Diary of a Tsar-in-Waiting
By Michael Romanov
The audience at last night’s private concert by ABBA, the Swedish fogey-pop band, was small. In fact, including myself and my wife, Bettina, there were just six of us. The guest of honor was a spring-heeled but unsmiling blonde with laser eyes who, if I caught him right, said his name was Waldemort Pluto. Apparently, he owns the large white office block down by the Moscow River, opposite the Ukraine Hotel, and is looking for tenants.
‘I’m your man,’ I said. ‘I need more office space as I am running for Tsar.’
He had the decency to look surprised. While the ABBAs sang their 1974 Eurovision-winning song, ‘Borodinoo’, I gave him my card and explained that I was leader of the Horizontal Party. Our policy is to reverse the policies of the Vertical Party. In particular, we intend to stop the erection of so many highrise buildings in Moscow. When my great-uncle Nicky was in charge, a century ago, the city had a low-rise look, and the inhabitants were late-risers. I think both trends are desirable. The longer we all stay horizontal, the better.
Gospodin Pluto looked unimpressed. He said his building was tall, and also that he likes to wake early and do an hour’s off-shirtny power-chesting in the upright position every morning. Without another word, he wandered off to mingle with my wife. I got the impression he did not consider me an ideal tenant. Perhaps it was because Bettina is taller than him.
Busy all morning getting the office ready for Barack O’Bama’s visit on the 6th. We’ve been hanging Irish flags all over the place, and ordering up kegs of Guinness. I am not sure what the protocol is, but it seems that he intends paying a quick call on President Medvedev before he checks in.
Barack and I are old mates from our Kenya days. My Uncle Vsevolod had a coffee estate in the Nguni highlands and I was often sent out from prep school during the winter holidays to stay with him. Young Barack and I used to run around barefoot together, chasing old pram wheels and stealing fruit from the avocado plantations.
Though we’ve both gone straight since then, we have kept in touch. So when he texted me recently to say he was hitting Moscow for a couple of days in July, and could he crash at my place because the embassy’s such a drag, I said, ‘Only a pleasure, Barack old boy!’
The news that 69-year-old Phil Spector has been sent to prison for the murder of Lena Clarkson hits Rublyovka like a bombshell.
I first met the legendary Wall of Sound producer when I was dating Ronnie Bennett who, despite her name, physique and muscular voice was actually female.
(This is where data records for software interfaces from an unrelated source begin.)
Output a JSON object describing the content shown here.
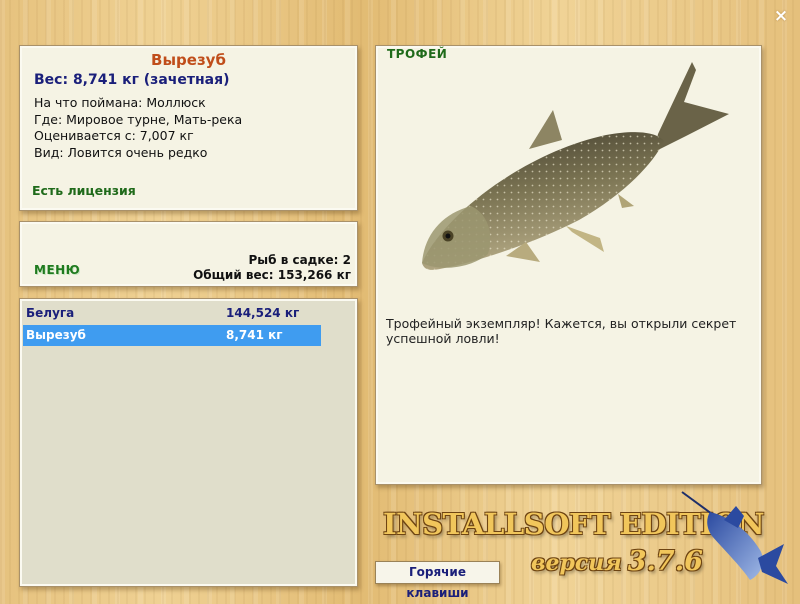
{
  "window": {
    "close_icon": "×"
  },
  "info": {
    "title": "Вырезуб",
    "weight_line": "Вес: 8,741 кг (зачетная)",
    "details": [
      "На что поймана: Моллюск",
      "Где: Мировое турне, Мать-река",
      "Оценивается с: 7,007 кг",
      "Вид: Ловится очень редко"
    ],
    "license": "Есть лицензия"
  },
  "menu": {
    "label": "МЕНЮ",
    "fish_count": "Рыб в садке: 2",
    "total_weight": "Общий вес: 153,266 кг"
  },
  "cage": {
    "items": [
      {
        "name": "Белуга",
        "weight": "144,524 кг",
        "selected": false
      },
      {
        "name": "Вырезуб",
        "weight": "8,741 кг",
        "selected": true
      }
    ]
  },
  "trophy": {
    "label": "ТРОФЕЙ",
    "text": "Трофейный экземпляр! Кажется, вы открыли секрет успешной ловли!"
  },
  "footer": {
    "hotkeys": "Горячие клавиши",
    "brand": "INSTALLSOFT EDITION",
    "version_label": "версия",
    "version_number": "3.7.6"
  },
  "colors": {
    "selected_row": "#3f9cf0",
    "title_orange": "#c04d1a",
    "text_blue": "#1a1f7a",
    "label_green": "#1f6a1a"
  }
}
As a teenager, my father used to send me to New York for the Christmas holidays, I think in the hope that I would learn the “facts of life” there without causing him the embarrassment of having to explain them to me.
Be that as it may, Bennett and her band, The Ronettes, were playing at the Peppermint Lounge on West 45th Street, where Jackie Kennedy, Marilyn Monroe and even Greta Garbo were occasionally to be seen tapping a discrete toe. They were all too old for me, so I sent a bottle of champagne round to Ronnie’s dressing room. The result was that it was actually me who, because I was still under age, provided the inspiration for The Ronettes’ first hit: Be My Baby.
But back to Spector, who still had his own hair. He had a mad quality which was both attractive and frightening. Tinged with the hyper-active radicalism that has animated many of the world’s most creative people – Leon Trotsky, the Ukrainian military artist, is a local example – Spector approached life with gun in hand, so to speak. Trotsky did the same, though he used his weapon more often than the mad music producer ever did. Despite this, Spector will be 88 when first eligible for parole.
I doubt he will make it that far. You only have to look at the huge, absurd and very amusing wigs he wore in court to appreciate just what a culture-shock the California prison system will be to this sensitive man. The Marsha Hunt-style, Afro one he sported during the chauffeur’s testimony must have been almost two feet tall, as high as the bee-hive Ronnie was wearing when I first met her.
Fittingly, Trotsky suffered a more grisly fate than Spector, being killed when an agent of Stalin’s plunged an ice axe into the back of his head while he was at his desk in Mexico, writing. If only the founder of the Red Army had worn Afro wigs as huge, thick and impenetrable as Spector’s, the axe would have got lost in the tangle. I have always said that the problem with military artists is that they lack a sense of humor.
Likewise Moscow property owners. In Mistah Pluto’s case Bettina discovered on washing day that his laser-like stare had burnt tiny, pin-point holes in my dress shirt at nipple height. If I ever have to visit him in an official capacity, I think I’ll present him with a two foot-high Afro wig. That’d wipe the frown off his face. He’d look taller, too.